The Administration issued a statement on Monday December 3rd confirming the lack of specifics arising from the dinner meeting between the Presidents of China and the U.S. and their respective advisors on the preceding Saturday night. According to tweets and statements from the President it was his understanding that his gesture in holding tariffs on $200 billion of imports to the U.S. from China at 10 percent and not raising the rate to 25 percent on January 1st 2019 was matched by concessions from our trading partner characterized as a “great deal”.

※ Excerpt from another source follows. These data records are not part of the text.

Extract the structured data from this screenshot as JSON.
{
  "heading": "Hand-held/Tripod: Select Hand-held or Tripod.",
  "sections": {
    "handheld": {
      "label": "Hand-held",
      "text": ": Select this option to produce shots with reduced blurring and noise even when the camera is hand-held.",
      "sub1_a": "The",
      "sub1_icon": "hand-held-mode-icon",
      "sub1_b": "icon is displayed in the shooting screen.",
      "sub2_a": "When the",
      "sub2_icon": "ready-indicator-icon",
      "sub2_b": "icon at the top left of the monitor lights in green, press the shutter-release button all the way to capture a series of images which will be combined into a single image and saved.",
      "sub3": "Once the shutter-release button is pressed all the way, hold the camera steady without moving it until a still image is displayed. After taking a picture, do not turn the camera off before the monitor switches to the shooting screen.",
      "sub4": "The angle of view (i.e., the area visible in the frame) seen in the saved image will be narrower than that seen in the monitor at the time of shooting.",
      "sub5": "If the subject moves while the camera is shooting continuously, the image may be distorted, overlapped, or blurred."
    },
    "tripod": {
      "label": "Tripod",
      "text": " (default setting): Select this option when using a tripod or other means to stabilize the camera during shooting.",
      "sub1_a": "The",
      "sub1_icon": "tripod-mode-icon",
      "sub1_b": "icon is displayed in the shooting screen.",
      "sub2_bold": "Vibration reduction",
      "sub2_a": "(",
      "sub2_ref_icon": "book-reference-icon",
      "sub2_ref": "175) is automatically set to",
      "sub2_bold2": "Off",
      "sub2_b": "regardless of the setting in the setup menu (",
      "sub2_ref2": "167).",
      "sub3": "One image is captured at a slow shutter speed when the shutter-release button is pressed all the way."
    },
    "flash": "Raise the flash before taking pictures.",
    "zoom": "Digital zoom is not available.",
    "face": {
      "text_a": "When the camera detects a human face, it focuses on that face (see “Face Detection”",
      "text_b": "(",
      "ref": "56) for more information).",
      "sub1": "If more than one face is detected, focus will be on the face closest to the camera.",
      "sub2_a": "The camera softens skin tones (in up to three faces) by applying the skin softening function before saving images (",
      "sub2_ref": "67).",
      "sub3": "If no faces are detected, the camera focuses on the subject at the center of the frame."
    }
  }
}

It was stated that China would import an unspecified but “very substantial” quantity of energy, agricultural products and industrial equipment, limit distribution of fentanyl and would reduce the 40 percent tax on U.S. automobiles. The comments from the President noted that outstanding issues including theft of intellectual property, coercive joint-venture agreements and state subsidized dumping would have to be resolved in bilateral negotiations within 90 days.


In a report from China posted on Reuters on Wednesday December 5th it is apparent that China has the intention of placing any increase in tariffs in abeyance during negotiations but offered no specifics on imports or reducing the tariff on autos. The article cited an official at the Chinese Academy of Social Sciences as stating “China should prepare but not rush to make concessions” Yu Yongding added “This is a competition of endurance to see who breaks first”.


It appears that a decision to clamp down on manufacture and trading in fentanyl has been made. A second consideration, relating to the theft of intellectual property was the subject of a November 21st directive from the Development and Reform Commission of China specifying retribution for errant companies.


A more definitive statement of intentions including the actual start date of the 90-day period for negotiations has yet to be officially announced. The success of the dinner meeting in Argentina will only be apparent from the timing and quantity of orders for soybeans and machinery in addition to meaningful progress in resolving structural issues. Given past history, this may take a lot longer than anticipated by the White House as of Sunday morning.